▶ **Instructions for the task**: This exercise asks for a copy of each line in the records below with the word "title" in it.

==== Dataset records ====

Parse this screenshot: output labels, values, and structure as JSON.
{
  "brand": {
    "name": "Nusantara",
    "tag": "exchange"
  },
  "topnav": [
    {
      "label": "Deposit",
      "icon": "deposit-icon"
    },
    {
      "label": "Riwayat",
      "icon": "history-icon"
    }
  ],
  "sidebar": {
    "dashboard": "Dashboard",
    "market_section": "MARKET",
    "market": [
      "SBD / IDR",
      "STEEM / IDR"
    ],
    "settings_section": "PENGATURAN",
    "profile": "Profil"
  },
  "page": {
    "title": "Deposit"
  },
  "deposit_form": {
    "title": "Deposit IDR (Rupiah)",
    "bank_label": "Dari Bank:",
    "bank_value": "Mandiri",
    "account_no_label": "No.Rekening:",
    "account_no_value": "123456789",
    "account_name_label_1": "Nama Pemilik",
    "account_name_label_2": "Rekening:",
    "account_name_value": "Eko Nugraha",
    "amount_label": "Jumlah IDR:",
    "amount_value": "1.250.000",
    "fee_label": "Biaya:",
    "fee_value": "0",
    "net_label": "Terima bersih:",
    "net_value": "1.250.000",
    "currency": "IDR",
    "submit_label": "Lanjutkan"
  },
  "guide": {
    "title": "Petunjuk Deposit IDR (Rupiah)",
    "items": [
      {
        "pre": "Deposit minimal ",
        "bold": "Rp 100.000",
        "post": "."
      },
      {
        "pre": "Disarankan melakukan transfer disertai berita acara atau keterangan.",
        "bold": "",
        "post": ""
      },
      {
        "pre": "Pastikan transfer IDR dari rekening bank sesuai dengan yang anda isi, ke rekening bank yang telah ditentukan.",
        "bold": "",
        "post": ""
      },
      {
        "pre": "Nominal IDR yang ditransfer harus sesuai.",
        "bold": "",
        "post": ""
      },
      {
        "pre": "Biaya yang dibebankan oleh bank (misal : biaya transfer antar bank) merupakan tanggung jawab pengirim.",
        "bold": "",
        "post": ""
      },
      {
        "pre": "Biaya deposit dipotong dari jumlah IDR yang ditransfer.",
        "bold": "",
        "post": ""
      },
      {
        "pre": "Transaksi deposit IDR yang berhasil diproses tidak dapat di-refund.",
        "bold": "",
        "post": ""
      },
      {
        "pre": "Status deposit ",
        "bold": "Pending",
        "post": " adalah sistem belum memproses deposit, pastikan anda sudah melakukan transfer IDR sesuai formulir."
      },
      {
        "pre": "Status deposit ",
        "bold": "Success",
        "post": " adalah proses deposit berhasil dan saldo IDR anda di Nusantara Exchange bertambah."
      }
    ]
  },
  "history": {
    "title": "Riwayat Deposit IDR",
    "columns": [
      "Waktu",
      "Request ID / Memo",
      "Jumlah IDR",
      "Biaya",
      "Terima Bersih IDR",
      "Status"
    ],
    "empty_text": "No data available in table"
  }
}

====

▶ **Exercise solution**:
    "title": "Deposit"
    "title": "Deposit IDR (Rupiah)",
    "title": "Petunjuk Deposit IDR (Rupiah)",
    "title": "Riwayat Deposit IDR",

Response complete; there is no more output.